The city of Camas has agreed to purchase about 87 acres of land north of Lacamas Lake, capping off a 30-year conservation project that could turn the lake into a significant regional recreation attraction.
The city council unanimously approved the purchase of two land parcels, valued at a total of $17 million, at its meeting Monday. Part of the city’s Legacy Lands program, the purchases made way for a trail network on 880 acres of land around the lake.
Project leaders have also eyed the area for lake access points, historical features and other recreation areas. One highlight of the purchase is the Pittock-Leadbetter House, built in 1901 by former Oregonian newspaper owner Henry L. Pittock.
City officials expect Northeast Leadbetter Road adjacent to the lake to permanently close to vehicular traffic. Ideas for the vacated road include a bike and pedestrian trail along the water, additional parking and a trailhead with restrooms.
For years, the city has worked with Clark County, Columbia Land Trust and the Washington State Recreation and Conservation Office to conserve land north of the lake, where development is expected to spike.
“This is a great project that has been in the works for years, and it’s been part of our vision,” City Councilor Melissa Smith said. “I’m just grateful that we have this opportunity even though, you know, times are different.”
The state Attorney General’s Office released guidelines on March 26 saying that public meeting agendas must only concern matters that are “necessary and routine” during the statewide stay-at-home order. Those include decisions that avoid financial consequences.
The city signed initial sales paperwork in early March. City officials say finalization of the agreements couldn’t be postponed without financial penalties or the possibility of losing the properties.
The city had already paid $200,000 before Monday’s vote as part of the initial payments. Funds for the project come from real estate excise taxes, park impact fees and grants, including a $2.5 million grant from the county’s Conservation Futures program.
“This is a historical event, and I know that some people are opposed to it adamantly, but I also know that, sometimes, that’s when history is made at its best.

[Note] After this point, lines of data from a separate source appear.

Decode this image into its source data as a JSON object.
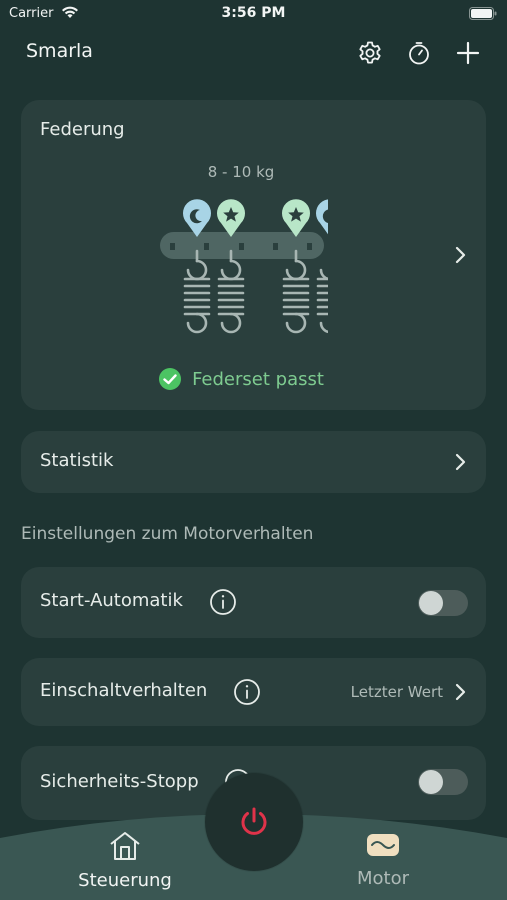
{
  "status_bar": {
    "carrier": "Carrier",
    "time": "3:56 PM"
  },
  "header": {
    "title": "Smarla",
    "icons": [
      "gear-icon",
      "timer-icon",
      "plus-icon"
    ]
  },
  "spring_card": {
    "title": "Federung",
    "weight_range": "8 - 10 kg",
    "status": "Federset passt",
    "status_color": "#4cc463"
  },
  "statistics": {
    "label": "Statistik"
  },
  "motor_section": {
    "heading": "Einstellungen zum Motorverhalten",
    "start_auto": {
      "label": "Start-Automatik",
      "enabled": false
    },
    "switch_on": {
      "label": "Einschaltverhalten",
      "value": "Letzter Wert"
    },
    "safety_stop": {
      "label": "Sicherheits-Stopp",
      "enabled": false
    }
  },
  "tab_bar": {
    "tabs": [
      {
        "label": "Steuerung",
        "icon": "home-icon",
        "active": true
      },
      {
        "label": "Motor",
        "icon": "motor-icon",
        "active": false
      }
    ],
    "power_icon": "power-icon",
    "power_color": "#e0334a"
  },
  "colors": {
    "background": "#1e3432",
    "card": "#2a3f3d",
    "tab_bar": "#3a5753",
    "accent_green": "#7ecb90",
    "pin_blue": "#a8d4e6",
    "pin_mint": "#b8e6c8"
  }
}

It’s not that we’re disregarding that advice, but I think this is really an important opportunity that we ought not miss,” City Councilor Don Chaney said. “We’re taking this action because it’s a necessary and routine issue based on relevant authorities and the facts that we know today.”
The guidelines also recommend that “controversial matters” and items of “high public interest” not be discussed during the outbreak.
At the council’s virtual meeting Monday, several residents participated in public comment. Most commenters were in favor of the purchases.
“Twenty years from now, no one will ever criticize anybody for what you’ve done on the north side of the lake for the public and not the private people,” Camas resident Kimbal Logan said.
Others took issue with agreements being finalized as the scope of economic consequences due to COVID-19 remain uncertain.
“You’re all on the record for this moment, and it, again, seems to lack any examination of the reality of today,” Camas resident Phil Williams said. “You’re talking about a matter for another day.”
Questions about the legacy lands program can be directed to 360-834-6864 or email@example.com.